Oakland A's general manager Billy Beane and author Bill James are entrepreneurs who created a whole new way of running baseball teams based on statistics and this creative spirit is starting to have an impact in the business world.
The Nobel prize winning physicist Richard Feynman said that "science is the belief in the ignorance of the experts." By challenging the experts in baseball, Beane and James were true scientists, asking questions and looking at data in new ways. Excerpts:
"JOSHUA MILBERG has plenty of business cred: an M.B.A. from Yale, experience in the mayor’s office in Chicago, a job as a vice president for an energy consulting firm. But all of that, Mr. Milberg says, matters less than his reputation as “the data guy” — someone who can offer insights through statistical analysis. And for that, he and a growing number of young executives can credit none other than “Moneyball: The Art of Winning an Unfair Game,” by Michael Lewis."
The book "...examines how the Oakland Athletics achieved an amazing winning streak while having the smallest player payroll in Major League Baseball. (Short answer: creative use of data.)
These managers are savvier with data and more welcomed in business circles in part because of the book."
"At its heart, of course, “Moneyball” isn’t about baseball. It’s not even about statistics.

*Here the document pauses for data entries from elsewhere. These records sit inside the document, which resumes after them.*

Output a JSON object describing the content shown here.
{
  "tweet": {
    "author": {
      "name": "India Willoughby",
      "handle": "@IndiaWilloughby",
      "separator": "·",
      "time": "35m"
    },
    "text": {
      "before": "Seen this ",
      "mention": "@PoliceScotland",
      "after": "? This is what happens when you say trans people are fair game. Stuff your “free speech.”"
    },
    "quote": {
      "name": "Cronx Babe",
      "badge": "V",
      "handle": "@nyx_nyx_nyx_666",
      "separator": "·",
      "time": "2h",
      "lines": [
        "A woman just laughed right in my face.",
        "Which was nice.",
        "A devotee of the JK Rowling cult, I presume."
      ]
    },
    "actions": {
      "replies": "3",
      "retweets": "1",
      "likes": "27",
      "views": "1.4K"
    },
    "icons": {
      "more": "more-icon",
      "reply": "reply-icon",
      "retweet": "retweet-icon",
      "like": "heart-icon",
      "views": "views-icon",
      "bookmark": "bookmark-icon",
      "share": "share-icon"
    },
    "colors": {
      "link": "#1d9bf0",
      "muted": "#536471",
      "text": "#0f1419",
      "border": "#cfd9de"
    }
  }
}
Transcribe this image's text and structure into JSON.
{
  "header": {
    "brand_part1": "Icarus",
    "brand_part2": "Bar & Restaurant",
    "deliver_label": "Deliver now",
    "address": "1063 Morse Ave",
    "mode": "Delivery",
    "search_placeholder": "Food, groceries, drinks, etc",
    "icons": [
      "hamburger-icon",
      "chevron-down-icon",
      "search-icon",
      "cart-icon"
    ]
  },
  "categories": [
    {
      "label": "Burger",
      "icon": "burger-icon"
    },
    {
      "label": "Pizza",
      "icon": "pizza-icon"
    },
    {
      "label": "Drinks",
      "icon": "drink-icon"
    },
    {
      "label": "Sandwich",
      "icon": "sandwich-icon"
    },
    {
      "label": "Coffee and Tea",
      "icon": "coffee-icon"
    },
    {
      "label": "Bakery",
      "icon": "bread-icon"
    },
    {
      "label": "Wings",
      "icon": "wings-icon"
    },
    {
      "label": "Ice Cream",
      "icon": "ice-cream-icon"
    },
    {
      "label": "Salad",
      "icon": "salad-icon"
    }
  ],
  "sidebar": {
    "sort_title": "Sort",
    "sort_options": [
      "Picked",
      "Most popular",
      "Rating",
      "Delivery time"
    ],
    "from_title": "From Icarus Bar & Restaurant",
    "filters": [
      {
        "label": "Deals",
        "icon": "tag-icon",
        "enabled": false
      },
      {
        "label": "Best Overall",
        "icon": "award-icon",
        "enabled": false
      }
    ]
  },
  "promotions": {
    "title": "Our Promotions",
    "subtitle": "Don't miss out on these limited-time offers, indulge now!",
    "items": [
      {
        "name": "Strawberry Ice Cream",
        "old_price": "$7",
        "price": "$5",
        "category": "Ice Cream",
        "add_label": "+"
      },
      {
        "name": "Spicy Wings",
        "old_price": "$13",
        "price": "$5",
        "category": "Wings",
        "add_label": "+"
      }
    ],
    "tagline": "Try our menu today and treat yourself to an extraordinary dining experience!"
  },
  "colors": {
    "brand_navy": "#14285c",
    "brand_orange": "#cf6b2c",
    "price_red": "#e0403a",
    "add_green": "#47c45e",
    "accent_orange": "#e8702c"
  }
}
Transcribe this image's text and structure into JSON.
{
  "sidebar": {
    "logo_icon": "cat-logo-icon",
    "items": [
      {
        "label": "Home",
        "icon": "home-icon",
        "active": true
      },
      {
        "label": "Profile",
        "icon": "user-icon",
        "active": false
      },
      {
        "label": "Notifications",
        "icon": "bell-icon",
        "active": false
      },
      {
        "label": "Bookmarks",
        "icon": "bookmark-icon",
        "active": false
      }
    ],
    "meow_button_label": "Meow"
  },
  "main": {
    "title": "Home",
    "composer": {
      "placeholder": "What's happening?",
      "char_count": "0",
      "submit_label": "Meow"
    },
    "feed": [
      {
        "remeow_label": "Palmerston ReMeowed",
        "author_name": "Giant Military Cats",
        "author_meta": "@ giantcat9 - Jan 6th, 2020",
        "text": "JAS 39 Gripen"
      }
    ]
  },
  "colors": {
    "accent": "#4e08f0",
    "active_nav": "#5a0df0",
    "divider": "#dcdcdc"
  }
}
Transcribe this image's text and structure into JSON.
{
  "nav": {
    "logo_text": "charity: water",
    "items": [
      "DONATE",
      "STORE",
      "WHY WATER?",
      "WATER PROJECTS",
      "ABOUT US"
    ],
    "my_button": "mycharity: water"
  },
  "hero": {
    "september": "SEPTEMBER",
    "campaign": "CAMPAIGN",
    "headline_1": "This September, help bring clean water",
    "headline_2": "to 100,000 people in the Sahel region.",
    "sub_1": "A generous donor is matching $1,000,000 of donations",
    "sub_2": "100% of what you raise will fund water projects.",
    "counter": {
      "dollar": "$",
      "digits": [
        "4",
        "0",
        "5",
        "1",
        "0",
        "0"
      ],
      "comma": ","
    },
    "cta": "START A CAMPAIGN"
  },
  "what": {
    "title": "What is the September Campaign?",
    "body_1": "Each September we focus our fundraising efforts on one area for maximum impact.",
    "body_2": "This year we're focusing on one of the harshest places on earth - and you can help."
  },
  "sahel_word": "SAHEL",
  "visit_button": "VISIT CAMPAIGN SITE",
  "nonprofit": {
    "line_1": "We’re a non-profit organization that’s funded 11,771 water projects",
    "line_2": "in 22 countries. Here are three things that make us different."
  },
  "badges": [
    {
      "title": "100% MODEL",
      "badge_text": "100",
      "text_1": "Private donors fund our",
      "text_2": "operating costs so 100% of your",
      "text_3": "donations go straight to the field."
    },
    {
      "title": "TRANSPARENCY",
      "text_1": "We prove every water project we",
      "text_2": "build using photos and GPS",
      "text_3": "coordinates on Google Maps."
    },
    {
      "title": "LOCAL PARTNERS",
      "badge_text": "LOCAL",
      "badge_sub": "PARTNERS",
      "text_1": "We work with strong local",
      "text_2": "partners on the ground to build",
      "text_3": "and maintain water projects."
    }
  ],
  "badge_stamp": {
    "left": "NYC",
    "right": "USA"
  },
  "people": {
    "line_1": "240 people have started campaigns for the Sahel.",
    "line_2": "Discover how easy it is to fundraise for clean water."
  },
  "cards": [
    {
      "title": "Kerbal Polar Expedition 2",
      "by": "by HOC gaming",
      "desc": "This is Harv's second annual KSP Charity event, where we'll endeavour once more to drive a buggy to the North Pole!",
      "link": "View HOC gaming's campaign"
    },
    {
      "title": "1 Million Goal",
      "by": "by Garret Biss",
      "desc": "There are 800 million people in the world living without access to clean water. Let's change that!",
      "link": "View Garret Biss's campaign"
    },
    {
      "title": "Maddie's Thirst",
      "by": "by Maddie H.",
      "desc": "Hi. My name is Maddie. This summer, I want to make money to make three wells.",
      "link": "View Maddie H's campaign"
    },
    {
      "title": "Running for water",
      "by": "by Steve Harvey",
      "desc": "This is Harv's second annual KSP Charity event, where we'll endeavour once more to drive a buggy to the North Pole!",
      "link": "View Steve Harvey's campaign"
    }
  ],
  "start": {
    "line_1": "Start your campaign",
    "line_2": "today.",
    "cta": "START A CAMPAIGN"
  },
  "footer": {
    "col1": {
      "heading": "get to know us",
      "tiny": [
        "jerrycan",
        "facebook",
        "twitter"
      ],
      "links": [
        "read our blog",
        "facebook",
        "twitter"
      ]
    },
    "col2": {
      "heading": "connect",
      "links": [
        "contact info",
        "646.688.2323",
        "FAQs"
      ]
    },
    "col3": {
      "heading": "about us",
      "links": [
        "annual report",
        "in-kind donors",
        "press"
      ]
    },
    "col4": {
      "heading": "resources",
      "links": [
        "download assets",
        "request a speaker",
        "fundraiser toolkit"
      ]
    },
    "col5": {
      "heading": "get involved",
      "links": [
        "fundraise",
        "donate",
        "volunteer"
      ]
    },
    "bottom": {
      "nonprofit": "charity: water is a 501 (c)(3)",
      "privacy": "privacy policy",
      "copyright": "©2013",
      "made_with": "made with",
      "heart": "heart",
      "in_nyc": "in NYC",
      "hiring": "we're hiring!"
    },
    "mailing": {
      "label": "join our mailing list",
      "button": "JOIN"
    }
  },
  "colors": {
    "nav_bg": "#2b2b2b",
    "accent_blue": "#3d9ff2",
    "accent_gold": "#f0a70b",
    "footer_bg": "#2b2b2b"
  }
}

Rather, it’s about challenging conventional wisdom with data."
"This evangelism has created opportunities for the analytically minded."
The article calls this work "creative empiricism."
"But “Moneyball” dramatized the principles behind these forces: a reliance on data to exploit inefficiencies, allocate resources and challenge conventional wisdom — and thus broadened their appeal.
“Moneyball” traces Billy Beane’s use of unorthodox analytics to the work of Bill James. Working as a baseball outsider, Mr. James began self-publishing his analysis and commentary in 1977 and built a passionate following."
"Once people see the value of a batter’s O.P.S. — on-base plus slugging percentage, a key measure in the book — it’s a short step to applying similar principles in their own organizations."
"Generation Moneyball isn’t yet in charge. But as the Nobel laureate Max Planck once said, “A new scientific truth does not triumph by convincing its opponents and making them see the light, but rather because its opponents eventually die, and a new generation grows up that is familiar with it.”"